What are magnets used for?

This is a question I'll let you answer.  There are hundreds and hundreds of uses which you will discover here at "Magnet Man" and in the links.  Yes, some are used to hold the family's schedule and photos onto the refrigerator door, but that is just one use for magnets.  Magnets were first put to use to help navigate since they would always point in a North / South direction, no matter what the weather was.  Daniel Boone once said, "I can't say I was ever lost, but I was bewildered once for three days."  Perhaps if he had a compass, his bewilderment would have only lasted a few hours!

For the most part, magnets are used to hold, separate, control, convey and elevate products and to convert electrical energy into mechanical energy or convert mechanical energy into electrical energy.

Some more unusual uses for magnetics are:
    refrigeration (see also
Patent #4107935)
    bending an electron beam or proton beam in a synchrotron

Magnets used to hold photos.    A shop in Downtown Disney full of magnets!

Here's a list of things I've found around the house and in the car that uses magnets or electromagnets to make them work:

Around the house:  
Stereo speakers
Computer speakers
Telephone receivers
Phone ringers
Microwave tubes
Doorbell ringer solenoid
Refrigerator magnets to hold things
Seal around refrigerator door
Plug-in battery eliminators
Floppy disk recording and reading head
Audio tape recording and playback head
Video tape recording and playback head
Credit card magnetic strip
TV deflection coil
TV degaussing coil
Computer monitor deflection coil
Computer hard drive recording and reading head
Dishwasher water valve solenoid
Shower curtain weights / attach to tub
Power supply transformers

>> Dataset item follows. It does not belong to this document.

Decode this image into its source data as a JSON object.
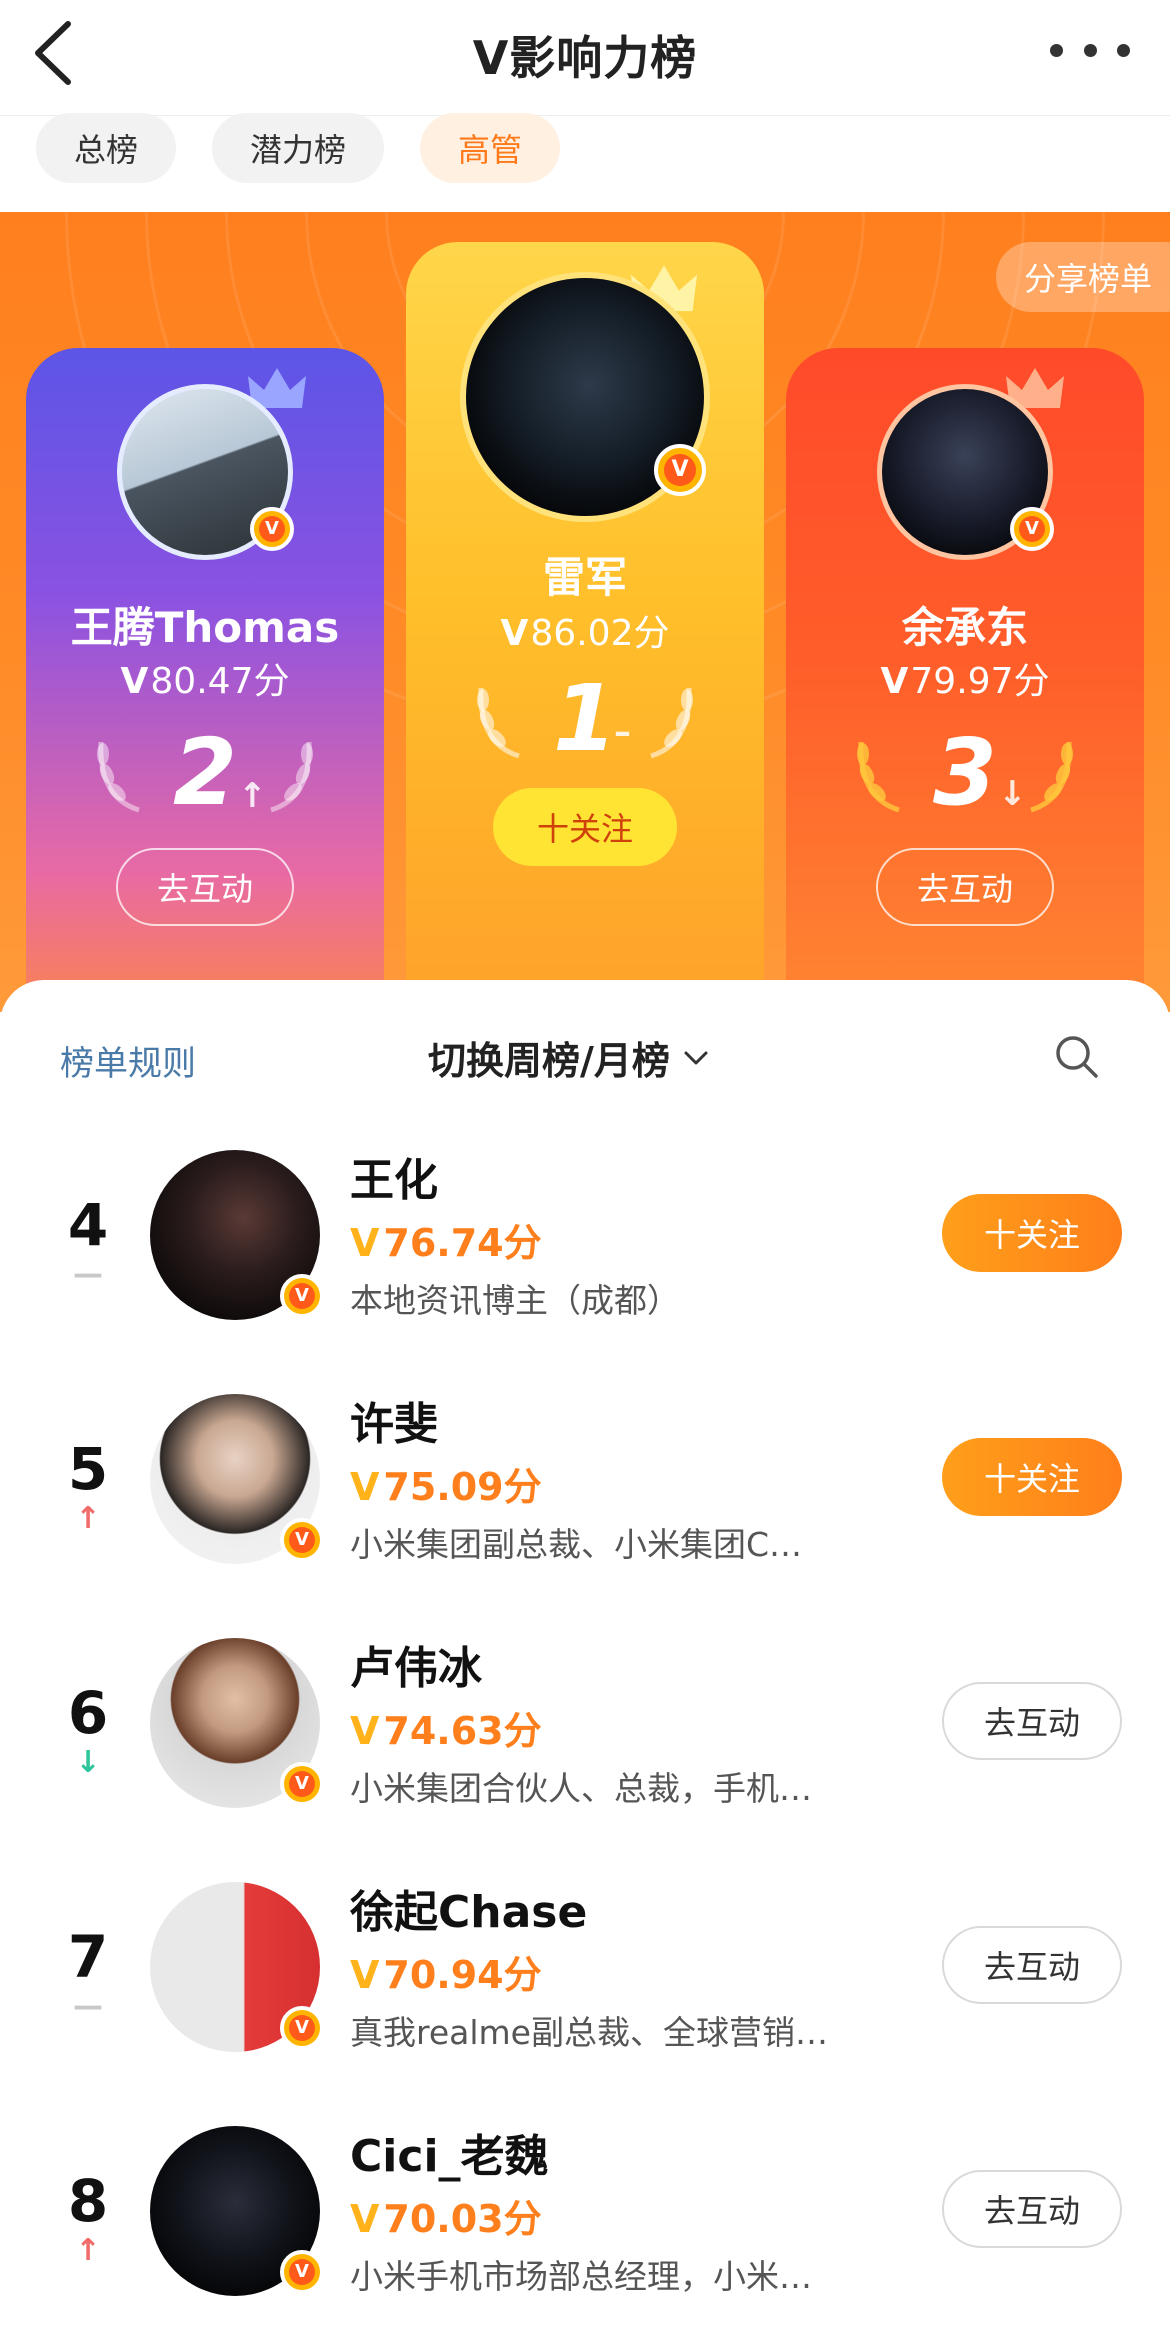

Motors for use in:
CD spinner and head positioner
DVD spinner and head positioner
Audio tape transport
VHS tape transport
VHS tape loader
Microwave stirring fans
Kitchen exhaust fans
Garbage disposal motor
    Ice maker dumper
Sump pump
Garage door opener
Clothes washer
    Pump and agitator
Clothes dryer
    Drum turner
Bathroom exhaust fan
Electric toothbrush
Ceiling fan
Pager or cell phone vibrator
Clocks (not the wind-up type or LCD type)
    Cooling fans
    Floppy disk spinner
    CD spinner
    DVD spinner
    Hard disk spinner
Can opener
    Lid holder magnet

Things in the Car:
Starter motor
A/C clutch
Interior fan motor
Electric door locks
Windshield wiper motor
Electric window motor
Side-view mirror adjuster motor
CD player motor
Audio tape player motor
Audio tape recorder and playback heads
Engine speed sensors
Starter relay
Windshield washer pump motor

Can you find more?

How to find out more

To learn more about magnets and magnetism, you should spend some time reading articles about magnets in encyclopedias at home or on the web, other related websites and other books.  When looking for articles, here are some suggestions for keywords you can use in a search (these are linked to Wikipedia):

Three articles with a good review of magnets:


Type one of the words in the list into the Google box above.  This will take you to several more sites. 
You can also check the Encyclopedia Britannica (you may need to become a member to access complete articles).